Before we embark on our journey into the realm of Naive Bayes classifiers, let’s grasp the essence of Bayes’ theorem itself. At its core, Bayes’ theorem helps us determine the likelihood of an event A happening, given that event B has occurred. It’s a fundamental concept in probability theory and serves as the backbone of the Naive Bayes classifier.

Naive Bayes Classifier: A Blend of Probability and Hypothesis

The Naive Bayes classifier is a fusion of Bayes’ model and decision rules, primarily the hypothesis, which represents the most probable outcomes. What sets it apart is its “naive” assumption of conditional independence between every pair of features, given the value of the class variable. In simpler terms, it treats each feature as if it contributes independently to the probability, disregarding correlations within the data.

The Versatility of Naive Bayes Methods

Naive Bayes methods encompass a range of supervised learning algorithms that apply Bayes’ theorem. They are exceptionally adaptable and can be employed in various scenarios. Initially introduced for text categorization tasks, they continue to serve as a benchmark for classification problems.

Evaluating the Competence of Naive Bayes Classifier in Machine Learning

The first assumption of a Naive Bayes classifier is its “naive” belief that the value of a particular feature is entirely independent of the value of any other feature. This means that it comfortably neglects interdependencies within the data, hence the name “naive.” In practical settings, maximum likelihood is the method employed by the Naive Bayes model to avoid Bayesian methods.

There are different variants of Naive Bayes classifiers, each suitable for specific scenarios:

Gaussian Naive Bayes Classifier

This variant assumes that feature values follow a Gaussian distribution.
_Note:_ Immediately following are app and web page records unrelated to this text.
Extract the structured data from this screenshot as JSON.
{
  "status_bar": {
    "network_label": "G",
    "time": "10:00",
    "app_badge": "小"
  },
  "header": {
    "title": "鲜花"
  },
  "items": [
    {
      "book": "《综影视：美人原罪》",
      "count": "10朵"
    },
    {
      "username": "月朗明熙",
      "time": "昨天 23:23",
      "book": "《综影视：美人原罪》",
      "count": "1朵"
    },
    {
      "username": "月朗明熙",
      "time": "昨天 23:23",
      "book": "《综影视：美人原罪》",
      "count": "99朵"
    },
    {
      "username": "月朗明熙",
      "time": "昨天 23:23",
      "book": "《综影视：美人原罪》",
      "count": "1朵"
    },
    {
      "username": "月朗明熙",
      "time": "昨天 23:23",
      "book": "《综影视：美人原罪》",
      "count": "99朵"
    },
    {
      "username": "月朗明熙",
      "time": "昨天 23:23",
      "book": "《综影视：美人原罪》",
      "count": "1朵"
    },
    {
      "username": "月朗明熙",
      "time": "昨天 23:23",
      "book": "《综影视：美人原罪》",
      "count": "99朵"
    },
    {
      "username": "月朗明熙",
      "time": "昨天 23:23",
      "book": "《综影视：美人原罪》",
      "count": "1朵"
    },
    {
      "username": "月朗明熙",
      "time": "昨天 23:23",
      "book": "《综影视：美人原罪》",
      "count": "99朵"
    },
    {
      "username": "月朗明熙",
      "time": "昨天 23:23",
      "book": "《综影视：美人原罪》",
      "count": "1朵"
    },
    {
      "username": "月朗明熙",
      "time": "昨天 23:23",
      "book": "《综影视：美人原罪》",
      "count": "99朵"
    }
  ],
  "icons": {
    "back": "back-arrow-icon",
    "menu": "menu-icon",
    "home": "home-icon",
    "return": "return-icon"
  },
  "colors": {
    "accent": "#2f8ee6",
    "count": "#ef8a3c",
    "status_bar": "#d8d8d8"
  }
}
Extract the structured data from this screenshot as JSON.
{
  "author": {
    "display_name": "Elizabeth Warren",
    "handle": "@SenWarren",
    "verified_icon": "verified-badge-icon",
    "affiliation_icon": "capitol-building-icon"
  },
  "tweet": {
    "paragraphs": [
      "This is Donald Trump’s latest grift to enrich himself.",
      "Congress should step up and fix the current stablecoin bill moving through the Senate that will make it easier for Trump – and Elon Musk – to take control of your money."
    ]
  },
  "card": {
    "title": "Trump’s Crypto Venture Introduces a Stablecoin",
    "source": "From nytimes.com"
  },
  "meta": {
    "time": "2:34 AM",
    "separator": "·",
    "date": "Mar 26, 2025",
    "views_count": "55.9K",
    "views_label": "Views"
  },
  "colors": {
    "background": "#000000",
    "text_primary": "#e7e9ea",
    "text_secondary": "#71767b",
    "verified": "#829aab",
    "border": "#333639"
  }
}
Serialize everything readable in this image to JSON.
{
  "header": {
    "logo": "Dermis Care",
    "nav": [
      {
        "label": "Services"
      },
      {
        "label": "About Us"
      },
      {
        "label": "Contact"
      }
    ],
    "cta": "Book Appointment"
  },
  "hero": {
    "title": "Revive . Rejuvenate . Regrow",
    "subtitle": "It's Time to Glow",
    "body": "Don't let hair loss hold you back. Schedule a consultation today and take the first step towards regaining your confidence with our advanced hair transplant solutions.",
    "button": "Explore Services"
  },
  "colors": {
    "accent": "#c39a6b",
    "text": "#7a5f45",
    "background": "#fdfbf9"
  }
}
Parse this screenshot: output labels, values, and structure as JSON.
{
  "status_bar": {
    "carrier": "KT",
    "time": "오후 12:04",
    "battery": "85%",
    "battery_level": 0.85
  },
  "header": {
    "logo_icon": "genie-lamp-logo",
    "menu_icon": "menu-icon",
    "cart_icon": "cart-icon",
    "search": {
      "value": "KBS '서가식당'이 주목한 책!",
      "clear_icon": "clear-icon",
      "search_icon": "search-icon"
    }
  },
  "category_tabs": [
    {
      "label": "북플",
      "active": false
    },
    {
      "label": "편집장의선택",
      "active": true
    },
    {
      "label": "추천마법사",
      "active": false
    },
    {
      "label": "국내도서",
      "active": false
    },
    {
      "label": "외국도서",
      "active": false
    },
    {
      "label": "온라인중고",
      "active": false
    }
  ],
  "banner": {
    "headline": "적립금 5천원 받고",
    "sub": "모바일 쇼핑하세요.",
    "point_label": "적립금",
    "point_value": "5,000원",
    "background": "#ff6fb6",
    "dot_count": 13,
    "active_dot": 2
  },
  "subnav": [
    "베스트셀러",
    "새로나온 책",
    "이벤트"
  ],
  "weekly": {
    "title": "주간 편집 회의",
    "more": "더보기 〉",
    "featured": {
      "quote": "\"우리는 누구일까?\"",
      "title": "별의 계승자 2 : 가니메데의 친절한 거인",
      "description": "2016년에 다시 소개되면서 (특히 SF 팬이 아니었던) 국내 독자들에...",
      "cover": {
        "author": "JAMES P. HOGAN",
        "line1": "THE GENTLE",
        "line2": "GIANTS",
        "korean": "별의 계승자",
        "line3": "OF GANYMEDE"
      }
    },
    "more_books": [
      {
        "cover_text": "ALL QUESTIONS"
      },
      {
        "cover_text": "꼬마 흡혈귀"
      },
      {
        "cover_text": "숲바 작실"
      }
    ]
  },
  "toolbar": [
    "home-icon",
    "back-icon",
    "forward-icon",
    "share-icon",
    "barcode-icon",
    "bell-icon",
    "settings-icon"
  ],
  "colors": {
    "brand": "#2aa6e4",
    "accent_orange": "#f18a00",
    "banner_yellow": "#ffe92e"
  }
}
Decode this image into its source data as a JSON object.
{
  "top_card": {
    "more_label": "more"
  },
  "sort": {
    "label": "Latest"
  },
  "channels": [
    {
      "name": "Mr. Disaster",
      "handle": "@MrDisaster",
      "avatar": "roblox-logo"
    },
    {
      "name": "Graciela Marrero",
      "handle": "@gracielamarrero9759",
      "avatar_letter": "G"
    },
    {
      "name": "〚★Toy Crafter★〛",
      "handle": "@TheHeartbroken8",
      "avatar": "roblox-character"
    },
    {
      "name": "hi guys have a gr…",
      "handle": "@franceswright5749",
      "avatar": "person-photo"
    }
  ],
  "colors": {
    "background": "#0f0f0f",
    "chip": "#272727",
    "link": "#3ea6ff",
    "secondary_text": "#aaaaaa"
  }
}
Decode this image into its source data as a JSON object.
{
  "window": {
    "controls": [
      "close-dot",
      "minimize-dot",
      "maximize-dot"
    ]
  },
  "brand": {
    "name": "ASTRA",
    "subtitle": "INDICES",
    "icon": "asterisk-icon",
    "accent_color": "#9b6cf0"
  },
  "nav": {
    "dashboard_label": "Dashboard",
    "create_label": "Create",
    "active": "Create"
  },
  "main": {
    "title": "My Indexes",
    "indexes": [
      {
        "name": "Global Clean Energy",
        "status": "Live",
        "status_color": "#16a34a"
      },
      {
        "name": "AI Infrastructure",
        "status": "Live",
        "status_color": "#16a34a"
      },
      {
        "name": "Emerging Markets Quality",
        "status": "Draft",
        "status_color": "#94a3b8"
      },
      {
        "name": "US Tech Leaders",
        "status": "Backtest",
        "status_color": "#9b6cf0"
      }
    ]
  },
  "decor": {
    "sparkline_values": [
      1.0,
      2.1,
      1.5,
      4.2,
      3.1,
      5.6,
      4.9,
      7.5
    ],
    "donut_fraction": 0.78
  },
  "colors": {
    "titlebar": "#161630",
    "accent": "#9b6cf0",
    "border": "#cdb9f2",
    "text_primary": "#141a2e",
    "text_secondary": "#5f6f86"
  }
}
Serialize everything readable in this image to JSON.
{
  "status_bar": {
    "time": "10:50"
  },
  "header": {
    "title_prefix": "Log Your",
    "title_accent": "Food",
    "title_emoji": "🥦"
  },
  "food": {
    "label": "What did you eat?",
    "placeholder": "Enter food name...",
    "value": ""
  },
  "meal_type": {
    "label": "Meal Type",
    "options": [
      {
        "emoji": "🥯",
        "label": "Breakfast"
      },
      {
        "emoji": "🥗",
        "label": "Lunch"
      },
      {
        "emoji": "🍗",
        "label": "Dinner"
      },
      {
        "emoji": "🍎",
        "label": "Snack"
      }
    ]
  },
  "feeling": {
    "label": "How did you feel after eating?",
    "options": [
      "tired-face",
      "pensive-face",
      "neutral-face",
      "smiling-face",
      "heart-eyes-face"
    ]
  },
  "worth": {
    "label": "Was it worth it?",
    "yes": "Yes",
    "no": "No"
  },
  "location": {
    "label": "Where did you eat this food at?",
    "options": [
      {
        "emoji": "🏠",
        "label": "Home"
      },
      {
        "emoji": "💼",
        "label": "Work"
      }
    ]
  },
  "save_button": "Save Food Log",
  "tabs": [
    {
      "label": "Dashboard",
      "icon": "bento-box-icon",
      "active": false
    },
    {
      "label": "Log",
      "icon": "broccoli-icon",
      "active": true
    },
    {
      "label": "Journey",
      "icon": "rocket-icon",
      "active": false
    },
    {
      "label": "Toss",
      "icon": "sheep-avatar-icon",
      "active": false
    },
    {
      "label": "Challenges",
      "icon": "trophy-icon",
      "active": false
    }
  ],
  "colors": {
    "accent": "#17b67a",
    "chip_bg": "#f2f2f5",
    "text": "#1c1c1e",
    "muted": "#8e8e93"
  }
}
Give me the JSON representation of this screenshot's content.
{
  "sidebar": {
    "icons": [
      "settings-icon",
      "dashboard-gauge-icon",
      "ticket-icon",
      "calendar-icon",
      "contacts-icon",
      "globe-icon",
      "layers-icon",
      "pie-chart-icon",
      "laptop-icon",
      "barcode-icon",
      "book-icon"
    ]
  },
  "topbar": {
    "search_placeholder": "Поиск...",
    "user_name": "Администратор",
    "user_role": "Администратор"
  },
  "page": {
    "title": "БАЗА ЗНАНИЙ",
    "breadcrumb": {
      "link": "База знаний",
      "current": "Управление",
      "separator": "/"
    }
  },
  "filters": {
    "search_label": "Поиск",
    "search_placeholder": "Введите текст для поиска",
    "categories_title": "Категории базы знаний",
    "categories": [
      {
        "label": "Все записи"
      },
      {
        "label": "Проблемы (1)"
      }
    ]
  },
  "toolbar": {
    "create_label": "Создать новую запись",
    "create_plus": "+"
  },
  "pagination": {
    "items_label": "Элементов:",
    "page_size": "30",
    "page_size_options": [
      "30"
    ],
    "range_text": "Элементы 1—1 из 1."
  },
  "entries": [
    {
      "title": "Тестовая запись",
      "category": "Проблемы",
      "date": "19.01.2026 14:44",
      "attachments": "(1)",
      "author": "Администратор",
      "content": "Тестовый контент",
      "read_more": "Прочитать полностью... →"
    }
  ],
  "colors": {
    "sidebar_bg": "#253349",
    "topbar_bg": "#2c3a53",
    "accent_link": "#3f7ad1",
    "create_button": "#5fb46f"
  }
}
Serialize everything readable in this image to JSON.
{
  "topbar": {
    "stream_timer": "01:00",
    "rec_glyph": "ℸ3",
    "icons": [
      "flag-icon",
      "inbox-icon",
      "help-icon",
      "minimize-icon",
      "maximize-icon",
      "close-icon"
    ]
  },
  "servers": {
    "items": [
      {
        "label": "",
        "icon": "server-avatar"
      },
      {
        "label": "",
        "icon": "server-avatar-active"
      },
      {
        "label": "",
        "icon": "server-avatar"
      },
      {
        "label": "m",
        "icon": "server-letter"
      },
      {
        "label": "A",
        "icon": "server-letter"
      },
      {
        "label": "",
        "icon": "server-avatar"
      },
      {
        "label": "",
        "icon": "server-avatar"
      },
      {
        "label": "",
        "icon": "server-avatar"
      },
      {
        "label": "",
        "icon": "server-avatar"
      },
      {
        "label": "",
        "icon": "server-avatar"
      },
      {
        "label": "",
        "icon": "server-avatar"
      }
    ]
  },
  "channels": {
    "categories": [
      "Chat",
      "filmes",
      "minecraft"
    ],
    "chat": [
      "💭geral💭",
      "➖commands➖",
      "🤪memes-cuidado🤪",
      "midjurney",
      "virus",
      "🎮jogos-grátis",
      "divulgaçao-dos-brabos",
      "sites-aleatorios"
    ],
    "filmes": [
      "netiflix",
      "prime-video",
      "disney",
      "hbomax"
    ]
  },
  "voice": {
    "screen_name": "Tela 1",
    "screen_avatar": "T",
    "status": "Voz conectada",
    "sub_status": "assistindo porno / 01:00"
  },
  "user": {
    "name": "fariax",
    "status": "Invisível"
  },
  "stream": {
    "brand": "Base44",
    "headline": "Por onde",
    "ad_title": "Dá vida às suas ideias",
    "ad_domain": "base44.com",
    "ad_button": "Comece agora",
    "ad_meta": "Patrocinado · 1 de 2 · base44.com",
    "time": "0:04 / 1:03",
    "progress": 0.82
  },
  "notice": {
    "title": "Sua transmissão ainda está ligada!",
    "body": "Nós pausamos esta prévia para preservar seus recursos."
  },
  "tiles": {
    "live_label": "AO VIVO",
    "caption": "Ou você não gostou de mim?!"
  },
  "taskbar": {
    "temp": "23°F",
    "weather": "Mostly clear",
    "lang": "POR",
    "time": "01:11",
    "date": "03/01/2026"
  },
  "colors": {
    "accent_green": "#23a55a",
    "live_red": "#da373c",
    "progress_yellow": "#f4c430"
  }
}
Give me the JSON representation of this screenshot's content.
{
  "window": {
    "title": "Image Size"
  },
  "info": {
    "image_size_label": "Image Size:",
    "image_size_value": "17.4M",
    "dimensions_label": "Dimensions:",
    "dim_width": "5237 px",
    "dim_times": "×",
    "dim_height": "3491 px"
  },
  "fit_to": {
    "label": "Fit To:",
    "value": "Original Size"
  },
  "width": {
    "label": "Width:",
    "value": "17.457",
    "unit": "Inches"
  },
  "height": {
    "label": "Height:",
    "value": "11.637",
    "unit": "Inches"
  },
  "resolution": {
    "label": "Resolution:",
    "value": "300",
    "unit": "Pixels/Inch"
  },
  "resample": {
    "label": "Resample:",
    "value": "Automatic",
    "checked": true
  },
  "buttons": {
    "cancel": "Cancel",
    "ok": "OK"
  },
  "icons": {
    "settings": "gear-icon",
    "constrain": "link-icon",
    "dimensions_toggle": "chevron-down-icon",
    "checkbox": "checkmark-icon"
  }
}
It is particularly useful when dealing with continuous data.

pythonCopy code

from sklearn.naive_bayes import GaussianNB

Multinomial Naive Bayes Classifier

Multinomial Naive Bayes considers feature vectors representing event frequencies generated by a multinomial distribution. It’s often used in text mining tasks, such as analyzing word frequencies in documents.

Bernoulli Naive Bayes Classifier

In this approach, features are treated as independent booleans and are ideal for binary responses. For instance, it’s handy in document classification, where you want to determine if a word appears in a document or not.

Naive Bayes vs. Support Vector Machines

Naive Bayes classifiers are frequently compared to support vector machines (SVMs). In many cases, SVMs outperform Naive Bayes, especially when non-linear kernels like Gaussian or radial basis functions (RBF) are used. SVMs excel at capturing feature dependencies.

However, Naive Bayes still holds its ground, particularly when the class conditional feature is decoupled. This decoupling allows it to treat feature distributions as one-dimensional, mitigating challenges related to dimensionality and the need for exponentially growing datasets with more features.

Enhancing NB Classifiers for Optimal Results

To maximize the effectiveness of Naive Bayes classifiers, especially in document classification or word identification, consider the following techniques:

  • Stop Words Removal: Eliminate insignificant words in a sentence, as they don’t contribute significantly to the classification task.
  • Lemmatization: Group synonymous words together to reduce the impact of word frequency variations.
  • TF-IDF Analysis: Use term frequency-inverse document frequency (TF-IDF) to weigh the importance of words in text mining tasks, aiding in stop words filtering and penalizing high-frequency words when necessary.

Conclusion

In the ever-evolving field of machine learning and data analysis, Naive Bayes classifiers continue to prove their worth. While they may have some limitations, their adaptability and robust performance make them a valuable tool in various applications, from text categorization to medical diagnoses. Understanding their inner workings and potential for optimization can lead to more effective and efficient classification solutions.